Recently, the United States District Court for the Western District of Pennsylvania granted a Motion to Dismiss, dismissing ERISA breach of fiduciary duty claims based on excessive recordkeeping fee allegations. The district court addressed the level of detail plaintiffs must provide to move an ERISA breach of fiduciary duty recordkeeping fee allegation from possible to plausible under Federal Rule of Civil Procedure 12(b)(6).
In Henrena Johnson and Barbara Demps v. The PNC Financial Services Group, Inc., The PNC Financial Services Group, Inc. Incentive Savings Plan Administrative Committee, Plaintiffs were former PNC employees and 401(k) plan (“the Plan”) participants. On behalf of a putative class, Plaintiffs alleged that Defendant’s Administrative Committee fiduciaries improperly allowed the Plan to pay excessive administrative fees to Co-Defendant, The PNC Financial Services Group, Inc., from 2014-2018, for recordkeeping services. Plaintiffs claimed Defendants breached their fiduciary duties of prudence and loyalty.
Plaintiffs argued the increase in administrative fees from $85 to $90 per participant over four years reflected a lack of prudence and poor management of the Plan. Plaintiffs specifically compared the Plan’s $51-$57 annual recordkeeping fee (which was the majority of the administrative fee) with the average recordkeeping fee of $35 for smaller plans reported in The 401k Averages Book. Despite the downward trend of recordkeeping fees, Plaintiffs argued the Plan should have leveraged its size to obtain recordkeeping fees of $14-$21 per participant, per year.
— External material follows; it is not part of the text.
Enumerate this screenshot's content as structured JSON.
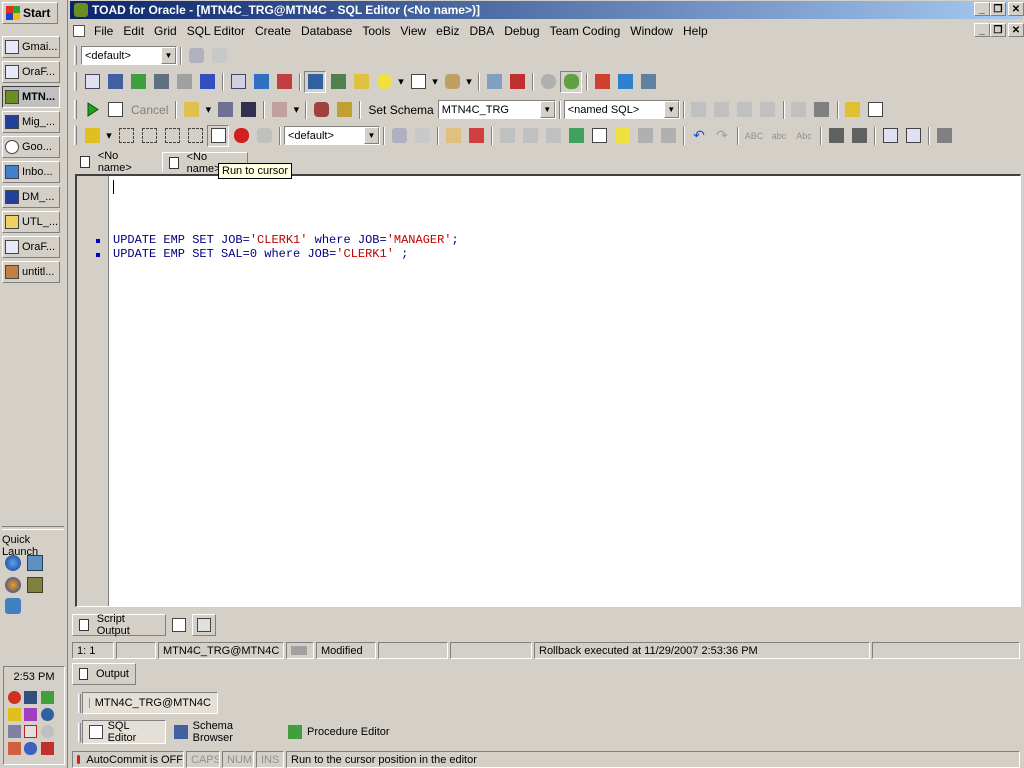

Plaintiffs also claimed the Administrative Committee failed to engage in a comparison or benchmarking of these fees.
The court reasoned that a “high fee may reflect imprudence even if the fee falls year-over-year, [but] the fact that the Plan’s recordkeeping fees trend downward for the period at issue points in the direction of prudence rather than imprudence.” Moreover, Plaintiffs compared the direct administrative fees and did not account for revenue sharing or indirect administrative fees paid by smaller plans. Indeed, when revenue sharing was considered, smaller plans typically paid significantly higher administrative fees per-participant. Thus, the court concluded that without additional detailed factual averments as to the Plan’s fee structure and services received in exchange for the fees charged, Plaintiffs’ allegations only raised a possibility of imprudence, insufficient to state a plausible claim for breach of fiduciary duty.
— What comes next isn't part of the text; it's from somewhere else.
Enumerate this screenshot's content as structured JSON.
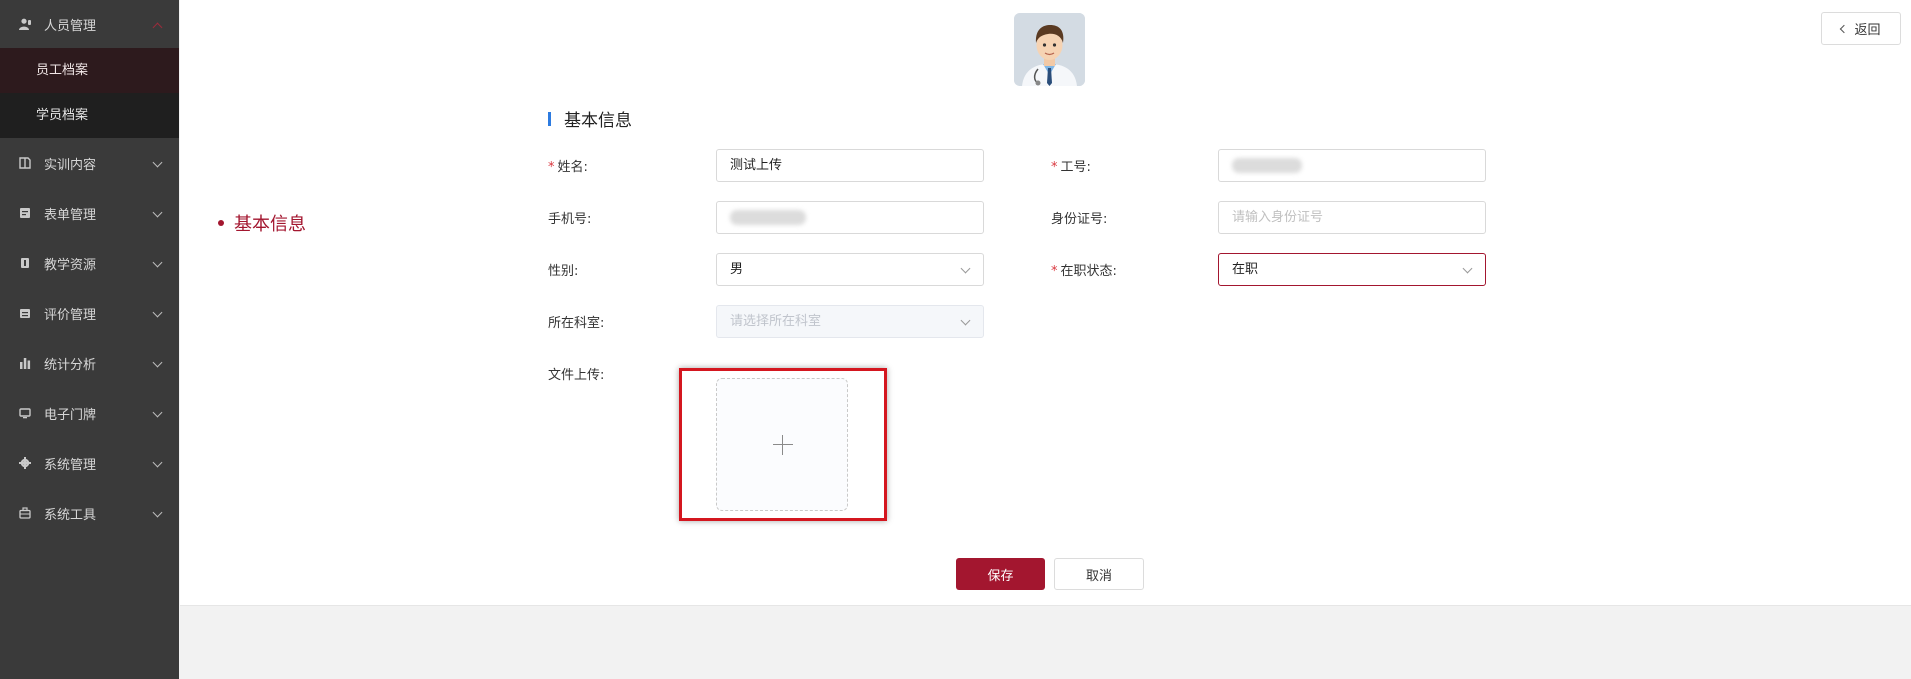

As to the claim of a breach of the duty of loyalty, the district court held that Plaintiffs had to offer more facts than their purported breach of prudence claims, recast as a loyalty claim. Plaintiffs merely pointed to the excessive administrative fees paid to The PNC Financial Services Group, Inc., arguing that because of the intertwined corporate relationships, this constituted a conflict of interest. Again, the court was unpersuaded and held the allegations stopped short of articulating a plausible claim, explaining that a valid claim must allege “something more” than a purported potential conflict of interest. Plaintiffs’ allegations permitted a reasonable inference that PNC received an incidental benefit, but that alone did not establish a plausible claim for breach of loyalty.
Count II (Failure to Monitor The Plan) and Count III (Participation in the Breach of Fiduciary Duty) were summarily dismissed as derivative and dependent upon Plaintiffs’ breach of fiduciary duty claim. The district court held these derivative Counts were untenable because the underlying breach of fiduciary duty claim was dismissed. The court granted leave to amend the Complaint in response to the Order, noting that the court’s order would convert to a dismissal with prejudice if no amendment was filed on or before August 17, 2021.
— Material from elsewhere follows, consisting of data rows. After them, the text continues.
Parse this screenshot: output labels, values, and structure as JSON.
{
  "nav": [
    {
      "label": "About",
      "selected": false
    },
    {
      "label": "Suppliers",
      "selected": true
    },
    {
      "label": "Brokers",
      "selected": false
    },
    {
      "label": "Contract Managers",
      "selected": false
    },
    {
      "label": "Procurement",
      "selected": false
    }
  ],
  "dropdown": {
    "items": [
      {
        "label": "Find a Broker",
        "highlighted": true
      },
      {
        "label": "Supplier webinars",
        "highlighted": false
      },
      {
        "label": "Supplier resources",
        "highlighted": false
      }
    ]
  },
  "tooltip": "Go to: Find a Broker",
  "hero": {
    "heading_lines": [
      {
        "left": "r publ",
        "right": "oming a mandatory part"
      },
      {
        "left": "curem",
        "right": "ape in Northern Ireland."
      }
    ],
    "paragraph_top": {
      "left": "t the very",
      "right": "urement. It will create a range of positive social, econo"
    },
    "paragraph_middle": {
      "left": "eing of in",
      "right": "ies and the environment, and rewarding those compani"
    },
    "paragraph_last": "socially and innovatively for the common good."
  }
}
The case is Johnson v. The PNC Financial Services Group, Inc., The PNC Financial Services Group, Inc. Incentive Savings Plan Administrative Committee, No. 2:20-01493-CCW (W.D. Pa. Aug. 3, 2021).
Jackson Lewis P.C. © 2021National Law Review, Volume XI, Number 228